Read some stuff today about huge methods and the JVM’s JIT Compiler.

The JIT proces detects hotspots in code. If a hotspot is detected (usually 1000 to 1500 hits depending on your platform and JVM version) the JIT process marks a method for compilation to machine instructions. After compilation, method invocations are generally crazy fast on a method since the JIT process had like a thousand times to see what generally happens during the execution of a method and can optimise accordingly. (So never ever use the Xcomp option on the JVM, it forces compilation from the start, but this is generally slower, because the compilation will not be optimized in any way.)

The thing is, when performing this operation of marking methods for compilation there’s a catch. An 8k byte code instructions catch to be exact. If a method in byte code contains more then 8000 byte code instructions it will never ever be marked for compilation, period. About 2500 lines of Java code should do the trick. But believe me, I’ve seen crazy fools create monsters methods of that magnitude.

It gets even better though. When looking for methods to mark for compilation, the JIT process uses a call graph when doing it’s magic work of granting methods the privilege of optimized compilation. And here comes the catch in that, if a big fat honking pile of 8k byte code is encountered in a method while walking the call graph, JIT says: “I aint touching that!”. Thus any method called from that pile of poop not reachable in any other way through the call graph, will never ever feel the warm love of JIT optimized compilation.

Now you could use the lovely “-XX:-DontCompileHugeMethods” argument when invoking the JVM. But from what I’ve understand it’s a bad thing to do, because amongst others it forces the JVM to go digging through those 8k wonders of human creativity.

Other option is to just use your sane mind and round up and terminate the morons in your project creating these 8k monsters. It’s good practice anyway to keep your methods small and task focussed in any object oriented language.
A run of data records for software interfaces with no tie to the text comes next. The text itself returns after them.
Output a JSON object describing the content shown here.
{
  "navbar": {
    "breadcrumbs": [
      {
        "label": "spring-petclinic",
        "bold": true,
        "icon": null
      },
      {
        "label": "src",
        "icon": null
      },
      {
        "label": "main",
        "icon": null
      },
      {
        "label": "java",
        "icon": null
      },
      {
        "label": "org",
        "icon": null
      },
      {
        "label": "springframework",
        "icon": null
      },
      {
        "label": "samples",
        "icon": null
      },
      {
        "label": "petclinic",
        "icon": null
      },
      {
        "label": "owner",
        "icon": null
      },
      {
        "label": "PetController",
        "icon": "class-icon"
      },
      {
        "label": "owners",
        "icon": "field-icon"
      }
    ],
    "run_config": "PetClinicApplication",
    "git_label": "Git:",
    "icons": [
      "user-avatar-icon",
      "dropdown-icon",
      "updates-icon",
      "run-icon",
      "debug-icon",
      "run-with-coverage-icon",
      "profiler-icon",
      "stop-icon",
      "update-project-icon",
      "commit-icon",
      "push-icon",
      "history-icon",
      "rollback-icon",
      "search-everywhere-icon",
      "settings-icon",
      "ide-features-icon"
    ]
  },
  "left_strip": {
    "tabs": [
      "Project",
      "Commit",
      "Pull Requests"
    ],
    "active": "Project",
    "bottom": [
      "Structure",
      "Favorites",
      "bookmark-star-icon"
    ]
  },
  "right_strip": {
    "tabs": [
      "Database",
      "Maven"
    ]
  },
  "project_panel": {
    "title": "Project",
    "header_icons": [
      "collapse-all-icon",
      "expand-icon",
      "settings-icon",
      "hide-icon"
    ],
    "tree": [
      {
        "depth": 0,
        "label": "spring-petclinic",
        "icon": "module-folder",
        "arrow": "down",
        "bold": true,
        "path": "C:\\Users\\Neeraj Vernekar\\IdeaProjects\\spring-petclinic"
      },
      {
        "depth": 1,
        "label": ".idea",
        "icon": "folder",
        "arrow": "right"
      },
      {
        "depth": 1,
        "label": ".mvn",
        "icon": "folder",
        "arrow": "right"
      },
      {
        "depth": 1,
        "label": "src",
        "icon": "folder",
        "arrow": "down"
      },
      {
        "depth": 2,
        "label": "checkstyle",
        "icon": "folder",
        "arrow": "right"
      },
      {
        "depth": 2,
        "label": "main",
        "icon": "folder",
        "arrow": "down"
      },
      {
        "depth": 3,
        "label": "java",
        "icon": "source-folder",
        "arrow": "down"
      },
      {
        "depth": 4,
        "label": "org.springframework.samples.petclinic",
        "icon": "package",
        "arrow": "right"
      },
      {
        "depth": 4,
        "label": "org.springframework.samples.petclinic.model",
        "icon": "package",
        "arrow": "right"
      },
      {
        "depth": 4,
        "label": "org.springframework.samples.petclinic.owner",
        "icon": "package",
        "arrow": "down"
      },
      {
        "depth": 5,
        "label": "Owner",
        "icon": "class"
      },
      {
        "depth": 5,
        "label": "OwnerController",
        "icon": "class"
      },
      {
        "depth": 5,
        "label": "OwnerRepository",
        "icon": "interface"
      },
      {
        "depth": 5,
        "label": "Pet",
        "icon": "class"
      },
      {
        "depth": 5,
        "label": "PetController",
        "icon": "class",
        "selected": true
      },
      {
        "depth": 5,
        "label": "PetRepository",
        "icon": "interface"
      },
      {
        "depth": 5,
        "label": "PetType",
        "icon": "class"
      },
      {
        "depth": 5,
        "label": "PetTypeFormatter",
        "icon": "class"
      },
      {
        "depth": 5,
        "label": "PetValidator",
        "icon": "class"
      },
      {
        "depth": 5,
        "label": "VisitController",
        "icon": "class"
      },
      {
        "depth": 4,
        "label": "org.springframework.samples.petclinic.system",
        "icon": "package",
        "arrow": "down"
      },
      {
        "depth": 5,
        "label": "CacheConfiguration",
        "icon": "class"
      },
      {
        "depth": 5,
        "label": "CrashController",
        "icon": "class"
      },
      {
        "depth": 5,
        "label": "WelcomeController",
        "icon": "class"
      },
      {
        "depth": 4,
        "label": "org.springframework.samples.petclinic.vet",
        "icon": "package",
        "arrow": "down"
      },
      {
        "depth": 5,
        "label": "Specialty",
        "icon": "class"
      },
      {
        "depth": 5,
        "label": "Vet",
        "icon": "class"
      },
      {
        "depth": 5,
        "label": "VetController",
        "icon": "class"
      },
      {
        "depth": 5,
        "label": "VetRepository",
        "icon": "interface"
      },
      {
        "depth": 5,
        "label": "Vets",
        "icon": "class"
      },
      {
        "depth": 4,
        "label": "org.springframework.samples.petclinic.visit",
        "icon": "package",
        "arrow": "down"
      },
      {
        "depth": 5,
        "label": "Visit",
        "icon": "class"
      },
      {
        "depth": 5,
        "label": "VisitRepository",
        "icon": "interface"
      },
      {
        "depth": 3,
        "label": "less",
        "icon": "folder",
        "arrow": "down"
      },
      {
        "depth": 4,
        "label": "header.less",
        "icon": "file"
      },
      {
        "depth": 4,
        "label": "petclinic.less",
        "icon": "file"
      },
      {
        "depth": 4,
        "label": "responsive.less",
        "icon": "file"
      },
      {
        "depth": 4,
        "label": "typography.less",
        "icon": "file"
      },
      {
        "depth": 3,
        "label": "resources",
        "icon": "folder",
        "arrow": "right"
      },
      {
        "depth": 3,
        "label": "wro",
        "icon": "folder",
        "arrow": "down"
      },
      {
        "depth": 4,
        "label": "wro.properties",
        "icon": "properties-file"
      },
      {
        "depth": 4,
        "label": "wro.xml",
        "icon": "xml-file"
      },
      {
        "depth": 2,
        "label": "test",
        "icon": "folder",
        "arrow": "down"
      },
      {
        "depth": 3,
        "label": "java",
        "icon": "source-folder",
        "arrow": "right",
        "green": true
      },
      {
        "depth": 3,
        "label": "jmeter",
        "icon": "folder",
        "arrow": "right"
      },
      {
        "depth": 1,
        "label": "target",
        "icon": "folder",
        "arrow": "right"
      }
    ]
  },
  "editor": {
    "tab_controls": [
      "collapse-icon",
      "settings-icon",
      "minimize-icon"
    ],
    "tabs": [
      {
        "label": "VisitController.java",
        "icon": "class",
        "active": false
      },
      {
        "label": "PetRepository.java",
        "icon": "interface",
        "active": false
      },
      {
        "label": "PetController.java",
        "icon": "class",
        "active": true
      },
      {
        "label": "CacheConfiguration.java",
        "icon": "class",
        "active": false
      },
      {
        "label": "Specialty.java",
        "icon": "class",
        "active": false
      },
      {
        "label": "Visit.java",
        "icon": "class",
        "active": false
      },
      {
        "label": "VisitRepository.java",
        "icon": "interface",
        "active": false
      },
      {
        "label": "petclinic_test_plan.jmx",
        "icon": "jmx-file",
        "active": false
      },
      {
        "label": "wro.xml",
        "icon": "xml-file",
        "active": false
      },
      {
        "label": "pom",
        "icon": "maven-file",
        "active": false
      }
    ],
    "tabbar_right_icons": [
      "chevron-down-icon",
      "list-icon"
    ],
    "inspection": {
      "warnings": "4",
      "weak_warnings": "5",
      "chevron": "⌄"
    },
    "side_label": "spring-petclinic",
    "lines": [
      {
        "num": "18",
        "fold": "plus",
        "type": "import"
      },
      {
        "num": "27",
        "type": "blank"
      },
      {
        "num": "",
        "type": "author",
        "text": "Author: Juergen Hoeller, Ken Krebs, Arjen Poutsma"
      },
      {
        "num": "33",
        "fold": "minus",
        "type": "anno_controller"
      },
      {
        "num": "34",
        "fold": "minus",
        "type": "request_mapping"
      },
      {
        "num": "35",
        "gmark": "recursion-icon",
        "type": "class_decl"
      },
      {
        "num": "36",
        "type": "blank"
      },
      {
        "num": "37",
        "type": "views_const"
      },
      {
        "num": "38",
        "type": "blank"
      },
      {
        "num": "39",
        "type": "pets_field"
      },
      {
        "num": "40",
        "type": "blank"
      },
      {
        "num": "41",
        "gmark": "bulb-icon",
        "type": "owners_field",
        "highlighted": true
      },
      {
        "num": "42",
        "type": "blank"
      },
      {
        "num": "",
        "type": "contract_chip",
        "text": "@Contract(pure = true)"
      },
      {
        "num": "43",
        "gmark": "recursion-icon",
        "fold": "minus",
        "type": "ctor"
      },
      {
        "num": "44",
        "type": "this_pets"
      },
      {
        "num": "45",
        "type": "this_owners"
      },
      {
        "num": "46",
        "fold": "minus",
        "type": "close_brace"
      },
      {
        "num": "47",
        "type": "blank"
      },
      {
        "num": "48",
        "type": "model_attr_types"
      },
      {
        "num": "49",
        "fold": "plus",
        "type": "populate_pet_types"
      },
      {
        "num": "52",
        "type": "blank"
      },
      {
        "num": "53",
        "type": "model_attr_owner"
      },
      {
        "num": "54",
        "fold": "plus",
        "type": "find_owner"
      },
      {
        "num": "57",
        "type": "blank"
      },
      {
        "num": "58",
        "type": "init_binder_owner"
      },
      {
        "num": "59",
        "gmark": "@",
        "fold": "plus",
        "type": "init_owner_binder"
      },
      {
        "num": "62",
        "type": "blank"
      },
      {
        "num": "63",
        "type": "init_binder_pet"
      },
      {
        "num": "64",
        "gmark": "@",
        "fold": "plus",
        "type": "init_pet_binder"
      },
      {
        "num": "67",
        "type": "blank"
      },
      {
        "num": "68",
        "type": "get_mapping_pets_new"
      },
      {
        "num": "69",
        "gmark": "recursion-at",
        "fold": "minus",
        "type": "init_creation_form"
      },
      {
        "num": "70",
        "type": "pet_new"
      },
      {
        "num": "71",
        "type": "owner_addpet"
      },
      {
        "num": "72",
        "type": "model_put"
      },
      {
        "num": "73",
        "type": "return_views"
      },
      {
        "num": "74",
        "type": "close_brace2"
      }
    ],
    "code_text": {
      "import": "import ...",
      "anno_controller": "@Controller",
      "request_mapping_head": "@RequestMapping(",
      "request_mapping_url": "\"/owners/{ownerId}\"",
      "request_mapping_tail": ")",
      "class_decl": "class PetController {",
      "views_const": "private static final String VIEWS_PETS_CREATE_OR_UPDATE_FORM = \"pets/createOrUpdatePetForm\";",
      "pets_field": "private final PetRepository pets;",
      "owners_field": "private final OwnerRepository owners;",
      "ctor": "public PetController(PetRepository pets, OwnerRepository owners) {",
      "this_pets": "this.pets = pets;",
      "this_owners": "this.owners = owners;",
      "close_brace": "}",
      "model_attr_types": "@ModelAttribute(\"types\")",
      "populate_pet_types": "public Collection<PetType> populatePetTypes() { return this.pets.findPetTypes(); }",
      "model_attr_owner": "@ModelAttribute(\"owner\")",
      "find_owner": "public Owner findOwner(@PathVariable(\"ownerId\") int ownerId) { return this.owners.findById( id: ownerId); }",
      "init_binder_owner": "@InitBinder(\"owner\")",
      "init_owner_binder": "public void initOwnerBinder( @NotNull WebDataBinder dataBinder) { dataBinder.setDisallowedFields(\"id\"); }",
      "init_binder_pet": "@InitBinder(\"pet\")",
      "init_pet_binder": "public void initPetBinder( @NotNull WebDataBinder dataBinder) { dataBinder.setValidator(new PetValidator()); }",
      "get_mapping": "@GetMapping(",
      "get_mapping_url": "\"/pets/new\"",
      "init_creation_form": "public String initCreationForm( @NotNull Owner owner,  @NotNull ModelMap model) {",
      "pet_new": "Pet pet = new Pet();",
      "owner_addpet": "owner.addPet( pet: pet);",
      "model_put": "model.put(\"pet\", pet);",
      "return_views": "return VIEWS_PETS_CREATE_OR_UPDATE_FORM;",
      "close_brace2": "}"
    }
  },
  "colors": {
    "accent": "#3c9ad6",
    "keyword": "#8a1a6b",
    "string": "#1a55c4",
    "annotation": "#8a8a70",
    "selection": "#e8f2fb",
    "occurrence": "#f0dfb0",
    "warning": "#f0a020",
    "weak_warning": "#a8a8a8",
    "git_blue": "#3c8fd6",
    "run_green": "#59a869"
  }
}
The gist is, don’t use “-XX:-DontCompileHugeMethods”. Go bananas during a code review whenever you find any method which is too big for comfort. Let’s just say that the default statement count suggested by checkstyle is a good one. So any method or constructor above 30 statements in length should be cause for investigation during a code review.